(Health News) Long careers in the military have always been difficult due to the very physical nature of the vocation, but service has been particularly tough in recent years due to overseas contingency operations.
Lengthy wars in Iraq and Afghanistan, along with operations in Africa, Europe, and Asia, have taken their toll on the men and women who sacrifice much to serve in the armed forces. For many of these vets, they’ve been left with injuries and wounds that will plague them for the rest of their lives.
One of the military’s primary ways of treating veterans’ chronic pain is through opioids, but recent statistics prove this is a terrible treatment protocol for many reasons, not the least of which because opioid use (and abuse) by vets is killing many of them.
In a column for the New York Observer, Ken Blaker writes that “bandaging” military members’ pain with opioids is a deadly prospect and ought to be stopped immediately.
“In his 1961 novel Joseph Heller coined the term Catch-22 by describing a military rule that placed airmen in a double bind — unable to solve a problem because of the circumstances inherent in a problem. For Veterans in 2017, opioid abuse is the most devastating Catch-22,” he wrote.
He noted that current data shows that veterans, who are subject to high levels of trauma and mental health issues, are dying of opioid overdose at twice the rate of the general population — a stunning statistic given that the general population is dying at a high rate due to opioid overdose.
The VA’s Office of Inspector General published a report over the summer that makes, among others, a recommendation for stricter guidelines for prescribing opioids, as well as better use of electronic medical records to provide for greater tracking.
However, notes Blaker, these are just minor steps that will only minimally reduce the abuse epidemic because they are not (so far) tied to “drug-free treatments that enhance the health and lives of veterans,” he wrote.
“Opioids have become the magic bullet for treating pain,” added. “In 2001 the Joint Commission on the Accreditation of Healthcare Organizations introduced standards for helping pain patients that encouraged increased use of opioids.
“The report downplayed the risk of addiction, and virtually suggested that access to opioids is a patient’s right. But of course specific drugs are not a right. Rather, patients are entitled to the best treatments that do the least harm,” he said.
As Natural News reported in September, a comprehensive study validated “the impact opioid abuse has had on our country, with results suggesting that from 2009 to 2015, overdose-related ICU admissions increased by 34 percent and the cost per ICU treatment rose by 58 percent.”
Further, the study found, the number of opioid deaths during the same period within ICUs almost doubled. (Related: New report claims opioids killed more Americans last year than the entire Vietnam War… worst is yet to come.)
The study’s lead author, Dr. Jennifer P. Stevens, wrote that the study “tells [the public] that the opioid epidemic has made people sicker and killed more people, in spite of all the care we can provide in the ICU, including mechanical ventilation, acute dialysis, life support and round-the-clock care.”

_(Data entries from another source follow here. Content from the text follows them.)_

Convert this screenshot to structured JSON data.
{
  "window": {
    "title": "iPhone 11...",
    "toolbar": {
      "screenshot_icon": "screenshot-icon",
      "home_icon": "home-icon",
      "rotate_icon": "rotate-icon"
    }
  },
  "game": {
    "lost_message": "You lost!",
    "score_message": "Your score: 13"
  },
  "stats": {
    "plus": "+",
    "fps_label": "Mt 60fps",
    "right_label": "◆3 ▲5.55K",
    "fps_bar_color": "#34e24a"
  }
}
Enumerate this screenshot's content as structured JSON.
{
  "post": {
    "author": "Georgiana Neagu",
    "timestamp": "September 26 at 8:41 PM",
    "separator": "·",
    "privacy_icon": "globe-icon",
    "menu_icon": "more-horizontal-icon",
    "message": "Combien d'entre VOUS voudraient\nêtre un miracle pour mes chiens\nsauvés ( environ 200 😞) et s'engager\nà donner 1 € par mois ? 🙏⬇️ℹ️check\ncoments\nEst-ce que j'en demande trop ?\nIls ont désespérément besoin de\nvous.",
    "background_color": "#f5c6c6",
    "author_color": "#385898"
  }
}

Now, as Blaker notes, the epidemic is hitting the veteran community even harder, percentage-wise, and even cited one heart-breaking case as an example.
“One of my chiropractic students worked for months with a collaborative team to wean a wounded soldier off of his high doses of opiates,” Dr. William Morgan, a veteran himself who once served as the chiropractor to the United States Capitol treating members of the U.S. Congress and the Supreme Court, told Blaker.
“Once off the drugs, he was relatively pain-free for several months. One night he had a relapse and was in intense pain and went to the emergency room,” Morgan continued. The ER doctor reviewed the patient’s chart and re-prescribed the patient’s previous dose of opiates. The patient was dead the next morning.”
Blaker concluded that the country owes veterans something much better than this — and he’s right.
Find more news coverage of the opioid epidemic at Opioids.news.